> **EXERCISE AIM**:
Please restate the data exactly, from the first line to the last.

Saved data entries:
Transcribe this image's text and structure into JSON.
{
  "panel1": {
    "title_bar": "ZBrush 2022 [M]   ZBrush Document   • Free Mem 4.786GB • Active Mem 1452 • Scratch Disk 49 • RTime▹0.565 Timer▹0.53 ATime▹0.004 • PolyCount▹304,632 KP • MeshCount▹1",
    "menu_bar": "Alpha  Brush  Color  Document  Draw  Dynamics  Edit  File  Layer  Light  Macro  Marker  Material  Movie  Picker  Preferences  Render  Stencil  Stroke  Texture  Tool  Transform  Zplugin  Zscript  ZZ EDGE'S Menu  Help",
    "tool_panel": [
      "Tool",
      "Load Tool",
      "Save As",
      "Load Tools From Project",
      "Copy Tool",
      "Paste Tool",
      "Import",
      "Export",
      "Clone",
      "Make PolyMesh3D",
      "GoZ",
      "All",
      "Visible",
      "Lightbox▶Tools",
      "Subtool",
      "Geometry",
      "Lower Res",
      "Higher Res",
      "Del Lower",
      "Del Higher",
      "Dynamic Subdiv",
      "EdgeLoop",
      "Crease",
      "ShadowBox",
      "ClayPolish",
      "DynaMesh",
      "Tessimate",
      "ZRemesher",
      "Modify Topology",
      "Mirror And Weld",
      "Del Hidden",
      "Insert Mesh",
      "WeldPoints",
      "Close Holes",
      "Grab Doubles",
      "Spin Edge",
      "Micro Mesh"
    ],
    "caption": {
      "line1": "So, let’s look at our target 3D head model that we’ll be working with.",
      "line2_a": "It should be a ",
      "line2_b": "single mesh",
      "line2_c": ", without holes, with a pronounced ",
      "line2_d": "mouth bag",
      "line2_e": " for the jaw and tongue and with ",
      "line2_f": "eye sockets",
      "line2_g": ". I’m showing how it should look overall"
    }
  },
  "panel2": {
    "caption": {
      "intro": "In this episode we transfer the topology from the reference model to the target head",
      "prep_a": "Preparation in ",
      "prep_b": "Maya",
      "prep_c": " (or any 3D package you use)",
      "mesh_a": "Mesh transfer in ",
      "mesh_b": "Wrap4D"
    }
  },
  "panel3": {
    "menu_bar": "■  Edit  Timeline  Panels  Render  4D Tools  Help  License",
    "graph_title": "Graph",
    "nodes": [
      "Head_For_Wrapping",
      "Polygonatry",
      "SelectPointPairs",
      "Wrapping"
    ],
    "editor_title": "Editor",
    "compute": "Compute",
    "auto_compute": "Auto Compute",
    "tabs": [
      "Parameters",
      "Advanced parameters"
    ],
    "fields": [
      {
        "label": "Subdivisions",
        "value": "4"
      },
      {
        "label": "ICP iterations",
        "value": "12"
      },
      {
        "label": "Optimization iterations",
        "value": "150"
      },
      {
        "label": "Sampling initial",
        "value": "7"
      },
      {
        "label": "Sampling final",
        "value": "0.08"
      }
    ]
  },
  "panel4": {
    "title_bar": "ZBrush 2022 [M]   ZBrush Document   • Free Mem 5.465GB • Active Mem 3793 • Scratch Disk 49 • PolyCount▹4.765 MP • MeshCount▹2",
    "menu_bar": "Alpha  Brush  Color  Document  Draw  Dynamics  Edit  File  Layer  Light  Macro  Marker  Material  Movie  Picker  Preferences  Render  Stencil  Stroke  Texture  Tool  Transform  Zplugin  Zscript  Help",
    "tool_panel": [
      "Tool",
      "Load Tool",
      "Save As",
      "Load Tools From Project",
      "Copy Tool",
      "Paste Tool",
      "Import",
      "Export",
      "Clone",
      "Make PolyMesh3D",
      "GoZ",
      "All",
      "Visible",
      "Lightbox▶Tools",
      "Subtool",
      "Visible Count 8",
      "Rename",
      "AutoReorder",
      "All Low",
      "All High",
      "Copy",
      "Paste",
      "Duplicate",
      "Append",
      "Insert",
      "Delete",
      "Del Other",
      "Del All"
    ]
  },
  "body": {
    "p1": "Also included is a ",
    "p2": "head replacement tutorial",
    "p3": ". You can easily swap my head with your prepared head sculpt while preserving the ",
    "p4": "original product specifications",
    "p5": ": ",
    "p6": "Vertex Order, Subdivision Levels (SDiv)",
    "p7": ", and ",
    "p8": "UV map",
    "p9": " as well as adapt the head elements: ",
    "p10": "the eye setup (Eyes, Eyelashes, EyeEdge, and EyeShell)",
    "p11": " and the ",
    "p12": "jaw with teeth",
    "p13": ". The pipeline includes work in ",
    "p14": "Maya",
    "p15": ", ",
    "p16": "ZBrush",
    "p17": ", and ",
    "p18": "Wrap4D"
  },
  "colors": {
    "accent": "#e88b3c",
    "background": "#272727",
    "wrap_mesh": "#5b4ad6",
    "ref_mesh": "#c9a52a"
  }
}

> **THE COMPLETED TASK**:
Transcribe this image's text and structure into JSON.
{
  "panel1": {
    "title_bar": "ZBrush 2022 [M]   ZBrush Document   • Free Mem 4.786GB • Active Mem 1452 • Scratch Disk 49 • RTime▹0.565 Timer▹0.53 ATime▹0.004 • PolyCount▹304,632 KP • MeshCount▹1",
    "menu_bar": "Alpha  Brush  Color  Document  Draw  Dynamics  Edit  File  Layer  Light  Macro  Marker  Material  Movie  Picker  Preferences  Render  Stencil  Stroke  Texture  Tool  Transform  Zplugin  Zscript  ZZ EDGE'S Menu  Help",
    "tool_panel": [
      "Tool",
      "Load Tool",
      "Save As",
      "Load Tools From Project",
      "Copy Tool",
      "Paste Tool",
      "Import",
      "Export",
      "Clone",
      "Make PolyMesh3D",
      "GoZ",
      "All",
      "Visible",
      "Lightbox▶Tools",
      "Subtool",
      "Geometry",
      "Lower Res",
      "Higher Res",
      "Del Lower",
      "Del Higher",
      "Dynamic Subdiv",
      "EdgeLoop",
      "Crease",
      "ShadowBox",
      "ClayPolish",
      "DynaMesh",
      "Tessimate",
      "ZRemesher",
      "Modify Topology",
      "Mirror And Weld",
      "Del Hidden",
      "Insert Mesh",
      "WeldPoints",
      "Close Holes",
      "Grab Doubles",
      "Spin Edge",
      "Micro Mesh"
    ],
    "caption": {
      "line1": "So, let’s look at our target 3D head model that we’ll be working with.",
      "line2_a": "It should be a ",
      "line2_b": "single mesh",
      "line2_c": ", without holes, with a pronounced ",
      "line2_d": "mouth bag",
      "line2_e": " for the jaw and tongue and with ",
      "line2_f": "eye sockets",
      "line2_g": ". I’m showing how it should look overall"
    }
  },
  "panel2": {
    "caption": {
      "intro": "In this episode we transfer the topology from the reference model to the target head",
      "prep_a": "Preparation in ",
      "prep_b": "Maya",
      "prep_c": " (or any 3D package you use)",
      "mesh_a": "Mesh transfer in ",
      "mesh_b": "Wrap4D"
    }
  },
  "panel3": {
    "menu_bar": "■  Edit  Timeline  Panels  Render  4D Tools  Help  License",
    "graph_title": "Graph",
    "nodes": [
      "Head_For_Wrapping",
      "Polygonatry",
      "SelectPointPairs",
      "Wrapping"
    ],
    "editor_title": "Editor",
    "compute": "Compute",
    "auto_compute": "Auto Compute",
    "tabs": [
      "Parameters",
      "Advanced parameters"
    ],
    "fields": [
      {
        "label": "Subdivisions",
        "value": "4"
      },
      {
        "label": "ICP iterations",
        "value": "12"
      },
      {
        "label": "Optimization iterations",
        "value": "150"
      },
      {
        "label": "Sampling initial",
        "value": "7"
      },
      {
        "label": "Sampling final",
        "value": "0.08"
      }
    ]
  },
  "panel4": {
    "title_bar": "ZBrush 2022 [M]   ZBrush Document   • Free Mem 5.465GB • Active Mem 3793 • Scratch Disk 49 • PolyCount▹4.765 MP • MeshCount▹2",
    "menu_bar": "Alpha  Brush  Color  Document  Draw  Dynamics  Edit  File  Layer  Light  Macro  Marker  Material  Movie  Picker  Preferences  Render  Stencil  Stroke  Texture  Tool  Transform  Zplugin  Zscript  Help",
    "tool_panel": [
      "Tool",
      "Load Tool",
      "Save As",
      "Load Tools From Project",
      "Copy Tool",
      "Paste Tool",
      "Import",
      "Export",
      "Clone",
      "Make PolyMesh3D",
      "GoZ",
      "All",
      "Visible",
      "Lightbox▶Tools",
      "Subtool",
      "Visible Count 8",
      "Rename",
      "AutoReorder",
      "All Low",
      "All High",
      "Copy",
      "Paste",
      "Duplicate",
      "Append",
      "Insert",
      "Delete",
      "Del Other",
      "Del All"
    ]
  },
  "body": {
    "p1": "Also included is a ",
    "p2": "head replacement tutorial",
    "p3": ". You can easily swap my head with your prepared head sculpt while preserving the ",
    "p4": "original product specifications",
    "p5": ": ",
    "p6": "Vertex Order, Subdivision Levels (SDiv)",
    "p7": ", and ",
    "p8": "UV map",
    "p9": " as well as adapt the head elements: ",
    "p10": "the eye setup (Eyes, Eyelashes, EyeEdge, and EyeShell)",
    "p11": " and the ",
    "p12": "jaw with teeth",
    "p13": ". The pipeline includes work in ",
    "p14": "Maya",
    "p15": ", ",
    "p16": "ZBrush",
    "p17": ", and ",
    "p18": "Wrap4D"
  },
  "colors": {
    "accent": "#e88b3c",
    "background": "#272727",
    "wrap_mesh": "#5b4ad6",
    "ref_mesh": "#c9a52a"
  }
}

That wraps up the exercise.